Manjhi, pictured above, hailed from a small village in the northeast of India near the city of Gaya (here’s a map). Sometime in the 1950s or 1960s — sources differ on the exact date — his wife, Falguni Devi, fell ill, and required medical care. But, according to DNA India, between Manjhi and Devi’s village and the nearest hospital stood mountainous terrain, with no road running through them. The couple travelled around the mountain — a 45 mile (75 km) trek, and by then, it was too late. Devi died, and Manjhi thereafter committed himself to making sure no one befell a similar fate. So he started tunneling.
For the next two decades, Manjhi worked day and night, carving a road from his village through the mountain; according to the Hindustan Times, he used only a hammer, chisel, and nails. By the time he completed the project in the 1980s (again, sources differ on the end date), Manjhi had built a tunnel 360 feet (110 meters) long, 25 feet (7.5 meters) high, and 30 feet (about 9 meters) wide. Residents of his community could, due to his tireless work, now get through the mountain, which was no small victory. Manjhi’s road cut the required travel distance from his area to the neighboring one dramatically, from the aforementioned 45 mile (75 km) distance to only about half a mile (1 km).
Unfortunately, that was only half the job. Connecting the mountain pass to the main roadway required a public works project, and while the local government originally agreed to fund that project, the project was put on hold in 2007. Manjhi died later that year and received a state funeral in honor of his work, and it is unclear if work on the road has resumed. But another project, perhaps more fitting, is underway. According to the Indian Express, the local government is building a hospital, named after Manjhi, near his village.

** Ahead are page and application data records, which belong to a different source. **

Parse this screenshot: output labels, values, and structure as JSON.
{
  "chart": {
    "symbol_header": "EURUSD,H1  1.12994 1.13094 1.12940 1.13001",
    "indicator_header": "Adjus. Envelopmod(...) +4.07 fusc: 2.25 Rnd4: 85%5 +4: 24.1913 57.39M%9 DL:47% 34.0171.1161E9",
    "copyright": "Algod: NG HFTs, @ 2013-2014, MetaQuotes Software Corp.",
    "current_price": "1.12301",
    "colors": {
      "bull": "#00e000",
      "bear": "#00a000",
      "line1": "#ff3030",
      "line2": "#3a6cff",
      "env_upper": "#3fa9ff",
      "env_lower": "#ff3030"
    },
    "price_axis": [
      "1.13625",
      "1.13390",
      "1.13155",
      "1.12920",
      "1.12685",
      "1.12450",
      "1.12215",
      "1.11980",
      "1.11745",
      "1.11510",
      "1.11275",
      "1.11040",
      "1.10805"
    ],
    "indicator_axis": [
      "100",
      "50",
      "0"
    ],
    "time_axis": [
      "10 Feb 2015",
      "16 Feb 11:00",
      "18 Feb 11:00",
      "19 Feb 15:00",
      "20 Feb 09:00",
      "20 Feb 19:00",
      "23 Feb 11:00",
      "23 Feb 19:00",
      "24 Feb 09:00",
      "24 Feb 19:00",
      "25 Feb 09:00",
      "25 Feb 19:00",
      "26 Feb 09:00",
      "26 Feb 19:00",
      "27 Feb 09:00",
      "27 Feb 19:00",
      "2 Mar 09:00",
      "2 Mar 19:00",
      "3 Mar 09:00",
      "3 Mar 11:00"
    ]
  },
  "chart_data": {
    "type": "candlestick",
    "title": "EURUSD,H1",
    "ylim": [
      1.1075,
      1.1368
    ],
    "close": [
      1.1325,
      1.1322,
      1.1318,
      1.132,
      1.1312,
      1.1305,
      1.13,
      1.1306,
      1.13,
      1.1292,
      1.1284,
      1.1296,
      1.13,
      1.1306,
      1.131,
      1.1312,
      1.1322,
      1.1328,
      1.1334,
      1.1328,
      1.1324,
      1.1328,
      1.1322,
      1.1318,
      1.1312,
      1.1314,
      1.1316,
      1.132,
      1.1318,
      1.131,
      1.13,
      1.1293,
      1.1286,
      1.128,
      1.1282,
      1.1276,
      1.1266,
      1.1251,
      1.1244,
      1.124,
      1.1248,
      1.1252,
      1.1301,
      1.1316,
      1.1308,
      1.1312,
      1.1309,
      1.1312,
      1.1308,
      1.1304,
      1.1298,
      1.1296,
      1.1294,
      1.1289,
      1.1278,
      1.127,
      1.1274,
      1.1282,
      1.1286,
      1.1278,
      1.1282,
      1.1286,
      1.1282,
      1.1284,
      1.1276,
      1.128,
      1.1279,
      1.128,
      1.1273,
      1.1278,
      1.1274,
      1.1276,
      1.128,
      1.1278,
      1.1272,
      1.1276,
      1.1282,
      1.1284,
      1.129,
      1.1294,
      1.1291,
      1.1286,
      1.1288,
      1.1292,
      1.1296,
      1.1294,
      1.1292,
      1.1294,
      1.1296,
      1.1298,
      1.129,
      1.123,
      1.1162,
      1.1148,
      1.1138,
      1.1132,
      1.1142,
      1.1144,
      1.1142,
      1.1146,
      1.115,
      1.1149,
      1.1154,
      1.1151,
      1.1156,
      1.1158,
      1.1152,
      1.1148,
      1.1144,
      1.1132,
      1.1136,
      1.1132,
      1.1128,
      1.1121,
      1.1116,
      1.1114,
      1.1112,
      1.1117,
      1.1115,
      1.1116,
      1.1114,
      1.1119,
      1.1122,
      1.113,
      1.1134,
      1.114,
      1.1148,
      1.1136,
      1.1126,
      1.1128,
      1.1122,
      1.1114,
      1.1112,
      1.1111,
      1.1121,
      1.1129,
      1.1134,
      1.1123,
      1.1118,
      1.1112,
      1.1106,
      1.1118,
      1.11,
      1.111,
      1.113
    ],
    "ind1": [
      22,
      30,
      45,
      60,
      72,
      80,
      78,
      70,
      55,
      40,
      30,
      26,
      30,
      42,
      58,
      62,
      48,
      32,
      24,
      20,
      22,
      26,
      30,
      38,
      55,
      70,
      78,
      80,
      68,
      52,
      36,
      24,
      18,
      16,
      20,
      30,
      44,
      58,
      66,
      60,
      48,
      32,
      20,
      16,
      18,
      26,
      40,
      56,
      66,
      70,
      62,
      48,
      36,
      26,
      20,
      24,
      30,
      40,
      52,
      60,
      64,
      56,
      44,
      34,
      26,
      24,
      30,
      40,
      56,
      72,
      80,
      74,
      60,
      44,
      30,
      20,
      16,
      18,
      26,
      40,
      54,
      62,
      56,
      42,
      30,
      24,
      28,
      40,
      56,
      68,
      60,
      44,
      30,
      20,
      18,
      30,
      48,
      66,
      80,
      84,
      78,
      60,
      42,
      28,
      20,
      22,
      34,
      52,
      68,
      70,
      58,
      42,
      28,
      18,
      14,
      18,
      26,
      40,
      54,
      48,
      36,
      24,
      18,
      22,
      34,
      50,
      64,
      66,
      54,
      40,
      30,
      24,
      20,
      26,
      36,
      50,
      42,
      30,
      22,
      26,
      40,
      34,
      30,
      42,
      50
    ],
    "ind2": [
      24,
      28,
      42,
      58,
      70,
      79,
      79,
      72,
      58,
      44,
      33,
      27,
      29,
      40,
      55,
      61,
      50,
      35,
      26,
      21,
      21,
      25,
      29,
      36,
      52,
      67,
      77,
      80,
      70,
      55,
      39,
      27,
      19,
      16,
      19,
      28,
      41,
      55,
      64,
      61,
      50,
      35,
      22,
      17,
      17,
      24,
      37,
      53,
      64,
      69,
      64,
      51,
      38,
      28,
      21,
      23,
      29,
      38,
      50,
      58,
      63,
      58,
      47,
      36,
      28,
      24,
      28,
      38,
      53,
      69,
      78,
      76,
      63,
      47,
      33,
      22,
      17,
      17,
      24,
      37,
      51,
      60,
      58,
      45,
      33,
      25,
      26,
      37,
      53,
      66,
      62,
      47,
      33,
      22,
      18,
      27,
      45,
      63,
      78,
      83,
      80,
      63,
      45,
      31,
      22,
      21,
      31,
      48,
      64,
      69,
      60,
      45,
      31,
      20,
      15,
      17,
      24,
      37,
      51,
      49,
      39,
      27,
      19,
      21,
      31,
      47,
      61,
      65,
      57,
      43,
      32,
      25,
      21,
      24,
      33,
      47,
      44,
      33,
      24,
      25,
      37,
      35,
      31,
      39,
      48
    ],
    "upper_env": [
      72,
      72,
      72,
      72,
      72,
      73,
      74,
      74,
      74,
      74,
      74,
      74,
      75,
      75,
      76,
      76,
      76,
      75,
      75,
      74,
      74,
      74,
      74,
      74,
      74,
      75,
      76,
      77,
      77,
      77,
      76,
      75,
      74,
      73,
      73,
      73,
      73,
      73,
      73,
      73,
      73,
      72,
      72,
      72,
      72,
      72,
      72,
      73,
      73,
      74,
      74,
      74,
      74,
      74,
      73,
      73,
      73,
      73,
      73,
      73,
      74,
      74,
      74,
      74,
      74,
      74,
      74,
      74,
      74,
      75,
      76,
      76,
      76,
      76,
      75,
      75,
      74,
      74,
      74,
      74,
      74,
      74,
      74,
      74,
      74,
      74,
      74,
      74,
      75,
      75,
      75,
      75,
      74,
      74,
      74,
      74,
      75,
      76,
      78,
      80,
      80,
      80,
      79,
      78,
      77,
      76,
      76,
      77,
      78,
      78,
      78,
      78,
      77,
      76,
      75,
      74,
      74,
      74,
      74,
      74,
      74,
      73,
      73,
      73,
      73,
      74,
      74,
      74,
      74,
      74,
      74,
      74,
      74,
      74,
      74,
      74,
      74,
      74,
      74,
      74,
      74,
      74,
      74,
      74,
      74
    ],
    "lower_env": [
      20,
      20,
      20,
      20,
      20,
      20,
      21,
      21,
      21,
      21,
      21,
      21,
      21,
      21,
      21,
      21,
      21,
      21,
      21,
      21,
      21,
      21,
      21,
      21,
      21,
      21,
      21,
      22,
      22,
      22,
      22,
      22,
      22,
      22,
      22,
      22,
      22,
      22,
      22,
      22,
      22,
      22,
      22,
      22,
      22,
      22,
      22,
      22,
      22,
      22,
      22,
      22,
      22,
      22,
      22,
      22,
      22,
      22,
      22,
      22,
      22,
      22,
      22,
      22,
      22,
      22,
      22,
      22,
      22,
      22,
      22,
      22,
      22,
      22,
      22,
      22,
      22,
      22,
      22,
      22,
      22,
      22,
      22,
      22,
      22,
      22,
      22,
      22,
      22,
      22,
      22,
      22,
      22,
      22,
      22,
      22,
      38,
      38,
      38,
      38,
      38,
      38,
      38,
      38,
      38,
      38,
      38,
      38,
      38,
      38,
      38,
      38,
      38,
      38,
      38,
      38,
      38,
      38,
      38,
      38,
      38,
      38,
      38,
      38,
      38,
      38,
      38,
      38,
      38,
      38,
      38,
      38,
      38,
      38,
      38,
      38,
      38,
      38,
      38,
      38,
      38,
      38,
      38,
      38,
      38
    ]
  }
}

From the Archives: Eight Miles Down: What happens when you dig as deep down as you can? Literally, not metaphorically speaking. In the 1970s, the Soviets tried to answer that question.
Related: A stone carving set (with “a convenient roll-up pouch!”). Nine pieces, but only 3.5 stars, so it may not be suitable for twenty years of digging through a mountain.